Connect with us

Foreign

COVID-19 threatens progress against HIV/AIDS, UN warns

Published

on

 The United Nations has warned that decades of progress made in the fight against are under threat as the world shifts attention to the Coronavirus COVID 19 pandemic The warning came on Monday through the Joint UN Programme on HIV and AIDS UNAIDS dedicated to eradicating the disease by 2030 and the World Health Organisation WHO They noted that disruptions to treatment could result in hundreds of thousands of HIV related deaths Winnie Byanyima the head of UNAIDS said there was a risk that the hard earned gains of the AIDS response will be sacrificed to the fight against COVID 19 Byanyima pointed out that the right to health meant that no one disease should be fought at the expense of another The COVID 19 pandemic must not be an excuse to divert investment from HIV the UNAIDS chief said A study by a group of experts convened by UNAIDS and WHO projects six months indicates disruption in antiretroviral therapy could lead to no fewer than 500 000 AIDS related deaths in 2020 2021 It warned that a break in response could also trigger a rise in tuberculosis in sub Saharan Africa WHO Director General Tedros Adhanom Ghebreyesus said there is a heightened risk of turning the clock on AIDS related deaths back to 2008 if action was not taken immediately In 2018 no fewer than 470 000 people died of AIDS related complications in Sub Saharan Africa according to the organisation It said an estimated 25 7 million people were living with the virus with 16 4 million on antiretroviral therapy The terrible prospect of half a million more people in Africa dying of AIDS related illnesses is like stepping back into history Between closed HIV services antiretroviral supply chain disruptions and overwhelmed services trying to support the competing COVID 19 response those people now risk treatment interruptions We must read this as a wake up call to countries to identify ways to sustain all vital health services the WHO chief emphasised Ghebreyesus noted that some countries were already taking important steps to maintain their health services He said they were doing that by allowing people to collect bulk packs of therapies and other essential commodities including self testing kits We must also ensure that global supplies of tests and treatments continue to flow to the countries that need them he added Edited By Angela Okisor Muhammad Suleiman Tola NAN
COVID-19 threatens progress against HIV/AIDS, UN warns

United Nations

The United Nations has warned that decades of progress made in the fight against are under threat as the world shifts attention to the Coronavirus (COVID-19) pandemic.

crafters blogger outreach naijanewsnow
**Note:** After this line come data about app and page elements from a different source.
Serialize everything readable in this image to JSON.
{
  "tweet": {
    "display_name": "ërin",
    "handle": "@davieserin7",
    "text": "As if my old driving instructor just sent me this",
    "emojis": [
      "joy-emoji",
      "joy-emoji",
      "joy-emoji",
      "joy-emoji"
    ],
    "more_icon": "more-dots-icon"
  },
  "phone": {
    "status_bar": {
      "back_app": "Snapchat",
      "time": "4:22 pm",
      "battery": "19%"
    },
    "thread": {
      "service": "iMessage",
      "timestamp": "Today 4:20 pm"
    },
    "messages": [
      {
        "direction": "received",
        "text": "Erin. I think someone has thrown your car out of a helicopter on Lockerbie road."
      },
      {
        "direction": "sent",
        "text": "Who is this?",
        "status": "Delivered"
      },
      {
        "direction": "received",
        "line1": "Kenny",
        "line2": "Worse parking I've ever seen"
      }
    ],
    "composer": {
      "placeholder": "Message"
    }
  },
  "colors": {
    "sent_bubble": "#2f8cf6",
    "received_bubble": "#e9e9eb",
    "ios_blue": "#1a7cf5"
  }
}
The warning came on Monday through the Joint UN Programme on HIV and AIDS (UNAIDS), dedicated to eradicating the disease by 2030, and the World Health Organisation (WHO).

naijanewsnow

They noted that disruptions to treatment could result in hundreds of thousands of HIV-related deaths.

naijanewsnow

Winnie Byanyima, the head of UNAIDS, said there was a risk that the “hard-earned gains of the AIDS response will be sacrificed to the fight against COVID-19”.

Byanyima pointed out that the right to health meant that no one disease should be fought at the expense of another.

“The COVID-19 pandemic must not be an excuse to divert investment from HIV,” the UNAIDS chief said.

A study by a group of experts convened by UNAIDS and WHO projects-six-months indicates disruption in antiretroviral therapy could lead to no fewer than 500,000 AIDS-related deaths in 2020–2021.

It warned that a break in response could also trigger a rise in tuberculosis in sub-Saharan Africa.

WHO Director-General Tedros Adhanom Ghebreyesus said “there is a heightened risk of turning the clock on AIDS-related deaths back to 2008” if action was not taken immediately.

“In 2018, no fewer than 470,000 people died of AIDS-related complications in Sub-Saharan Africa,” according to the organisation.

It said an estimated 25.7 million people were living with the virus, with 16.4 million on antiretroviral therapy.

“The terrible prospect of half a million more people in Africa dying of AIDS-related illnesses is like stepping back into history.

Between closed HIV services, antiretroviral supply chain disruptions and overwhelmed services trying to support the competing COVID-19 response, those people now risk treatment interruptions.

“We must read this as a wake-up call to countries to identify ways to sustain all vital health services,” the WHO chief emphasised.

Ghebreyesus noted that some countries were already taking “important steps” to maintain their health services.

He said they were doing that by allowing people to collect bulk packs of therapies and other essential commodities, including self-testing kits. 

“We must also ensure that global supplies of tests and treatments continue to flow to the countries that need them,” he added.

 


Edited By: Angela Okisor/Muhammad Suleiman Tola (NAN)

bet9ja sport littafi twitter link shortner twitter video downloader